Early Aircraft Registration and Type Certification background
This might help explain some of the early “N” numbers used and how aircraft in the 20’s and 30’s were certified.
History behind “N” numbers
The U.S. received the “N” as its nationality designator under the International Air Navigation Convention, held in 1919. The Convention prescribed an aircraft-marking scheme of a single letter indicating nationality followed by a hyphen and four identity letters (for example, G-REMS). The five letters together were to be the aircraft’s radio call sign.
In the original 1919 allotment, most of the nations shared first letters. Only U.S. and four other nations were assigned a unique first letter to be followed by any combination of four letters. In each case, that first letter was the same as a radio call letter that had been previously assigned to that nation by an evolving series of international agreements. As of April 1913, for example, Great Britain had complete rights to the radio letters B, G, and M, while sharing certain other letters. Not surprisingly, Great Britain received G as its aircraft nationality identifier under the 1919 agreement.
During this era, the U.S. had complete rights to the radio letters N and W, and to combinations of K from KDA to KZZ. Why these particular letters? The assignments of W and K appear to have been arbitrary, according to articles on early radio call signs by Thomas H. White. In the case of N, Whites notes that the U.S. Navy had used this radio letter since November 1909.
This still leaves the question of why N was chosen over W for the U.S. aircraft identifier. The answer may lie in the fact that the Government had reserved N for itself, while assigning combinations beginning with K and W to various radio stations along geographic lines. N would therefore be less confusing as a single national marking for aircraft.
No mention of N numbers appeared in the initial Air Commerce Regulations placed in effect by FAA’s first predecessor agency in December 1926. The letter markings that this original set of rules specified were C (commercial), S (state), and P (private), which were to precede the numbers assigned to licensed aircraft. Unlicensed aircraft had numbers, but no letters, at this time.
The earliest legal requirement for the N marking is found in the first general amendments to the Air Commerce Regulations on March 22,1927. These amendments mandated that U.S. aircraft engaged in foreign air commerce display the N at the beginning of its identification markings. Later, this requirement was extended to all U.S. aircraft, regardless of whether they operated beyond the Nation’s borders.

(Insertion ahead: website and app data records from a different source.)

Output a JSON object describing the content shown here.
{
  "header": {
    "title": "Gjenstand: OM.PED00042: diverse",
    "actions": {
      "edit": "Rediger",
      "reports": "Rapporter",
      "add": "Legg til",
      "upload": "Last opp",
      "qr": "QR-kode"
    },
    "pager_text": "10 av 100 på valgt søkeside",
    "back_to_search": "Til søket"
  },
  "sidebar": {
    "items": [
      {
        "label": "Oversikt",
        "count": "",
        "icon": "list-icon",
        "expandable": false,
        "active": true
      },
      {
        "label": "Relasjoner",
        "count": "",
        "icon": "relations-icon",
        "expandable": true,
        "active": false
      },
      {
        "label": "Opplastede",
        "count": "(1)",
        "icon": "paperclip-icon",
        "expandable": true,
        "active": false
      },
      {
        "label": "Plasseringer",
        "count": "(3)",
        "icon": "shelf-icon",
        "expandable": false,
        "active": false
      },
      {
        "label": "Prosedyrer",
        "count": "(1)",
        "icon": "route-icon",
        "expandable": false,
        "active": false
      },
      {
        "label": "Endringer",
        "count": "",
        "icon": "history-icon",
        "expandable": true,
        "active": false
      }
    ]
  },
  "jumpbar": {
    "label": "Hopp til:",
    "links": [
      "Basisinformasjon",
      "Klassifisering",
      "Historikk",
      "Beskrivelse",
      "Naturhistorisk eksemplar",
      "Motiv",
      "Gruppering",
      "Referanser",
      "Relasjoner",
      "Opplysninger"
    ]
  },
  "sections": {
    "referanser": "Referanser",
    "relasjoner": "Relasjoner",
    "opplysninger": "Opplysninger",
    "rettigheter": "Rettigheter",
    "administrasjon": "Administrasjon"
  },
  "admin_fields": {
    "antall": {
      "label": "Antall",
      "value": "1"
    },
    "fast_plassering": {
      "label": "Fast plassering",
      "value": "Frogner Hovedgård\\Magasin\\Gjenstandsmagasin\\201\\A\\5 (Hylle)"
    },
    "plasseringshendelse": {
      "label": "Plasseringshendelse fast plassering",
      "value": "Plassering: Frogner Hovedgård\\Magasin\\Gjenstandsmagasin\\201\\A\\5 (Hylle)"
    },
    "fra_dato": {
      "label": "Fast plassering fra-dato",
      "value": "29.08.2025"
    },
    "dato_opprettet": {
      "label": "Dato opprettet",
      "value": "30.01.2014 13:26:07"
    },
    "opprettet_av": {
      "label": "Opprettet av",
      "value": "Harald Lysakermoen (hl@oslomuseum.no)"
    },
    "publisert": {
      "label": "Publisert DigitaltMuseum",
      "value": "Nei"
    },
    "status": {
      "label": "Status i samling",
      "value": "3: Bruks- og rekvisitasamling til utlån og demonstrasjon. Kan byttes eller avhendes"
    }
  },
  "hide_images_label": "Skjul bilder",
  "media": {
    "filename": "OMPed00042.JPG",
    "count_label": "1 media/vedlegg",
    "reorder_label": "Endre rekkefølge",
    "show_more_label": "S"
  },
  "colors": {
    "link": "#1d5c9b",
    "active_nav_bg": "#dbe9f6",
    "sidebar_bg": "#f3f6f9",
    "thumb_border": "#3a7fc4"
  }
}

A second letter indicating the aircraft’s airworthiness category followed the N and preceded the identification numbers. These airworthiness indicators were; “C” for standad, “R” for restricted, “X” for experimental, and later an “L” for limited, (for example, NC1234). This was standard until December 31, 1948, when aircraft registered for the first time were required to display identification marks consisting of only the Roman capital letter “N” followed by the registration number. Existing aircraft operated solely within the United States could continue to display an airworthiness symbol until the first time such aircraft were recovered or refinished to an extent necessitating the reapplication of the identification marks. After December 31, 1950, all aircraft of United States registry operated outside of the United States were required to display identification marks consisting of the Roman capital letter “N” followed by the registration number.
Until December 31, 1960, the required location for display of nationality and identification marks for fixed- wing aircraft was the wing surfaces, and the vertical surface of either the tail or fuselage. Effective January 1, 1960, all fixed-wing aircraft were required to display identification marks on the vertical surfaces or either the tail or fuselage. Wing surface markings were no longer required.
Type Certificates and the Group 2 Approval Process
Type Certificates and the early aircraft approval process which seem to be heavily involved with the SM-1 production. The Department of Commerce Aeronautics Branch, established in May 1926, had issued the first Air Commerce Regulations on 31 Dec 1926 which detailed how a manufacturer obtained a type certificate. The federal government than issued the first Approved Type Certificate (ATC) on 19 March 1927.
Although the rules seemed fairly basic and straightforward, obtaining a type certificate proved somewhat difficult. In 1927, the Aeronautics Branch suffered from limited resources in terms of budgets and staff. To simplify and expedite approvals of type certificates, in October 1927, the Branch required aircraft manufacturers to meet minimum engineering standards set forth in detail in a new handbook. However, manufacturers still had to send blueprints and engineering data to the Branch for examination by its engineering section. If the data conformed to the standards, a Branch inspector went to the factory to determine if the manufacturer adhered to the approved design and specification. If the inspector found no issues, one aircraft of the type being manufactured underwent flight tests – first by a company pilot and then by a federal inspector. If the aircraft passed the flight tests, the Department of Commerce issued a type certificate.
There were two different approval paths a manufacturer could pursue. The Approved Type Certificate was issued when the manufacturer intended to produce a large number of essentially the same airplane. The second was the Group 2 Approval (or as known back then, “the -2’s”) which was a type certificate issued for a limited number of airplanes, for example a weight increase to only a few individual airplanes. The approval process is essentially the same as that of an aircraft built under the type certificate process except that a more rigid inspection of the airplane is conducted when the factory facilities have not previously been approved.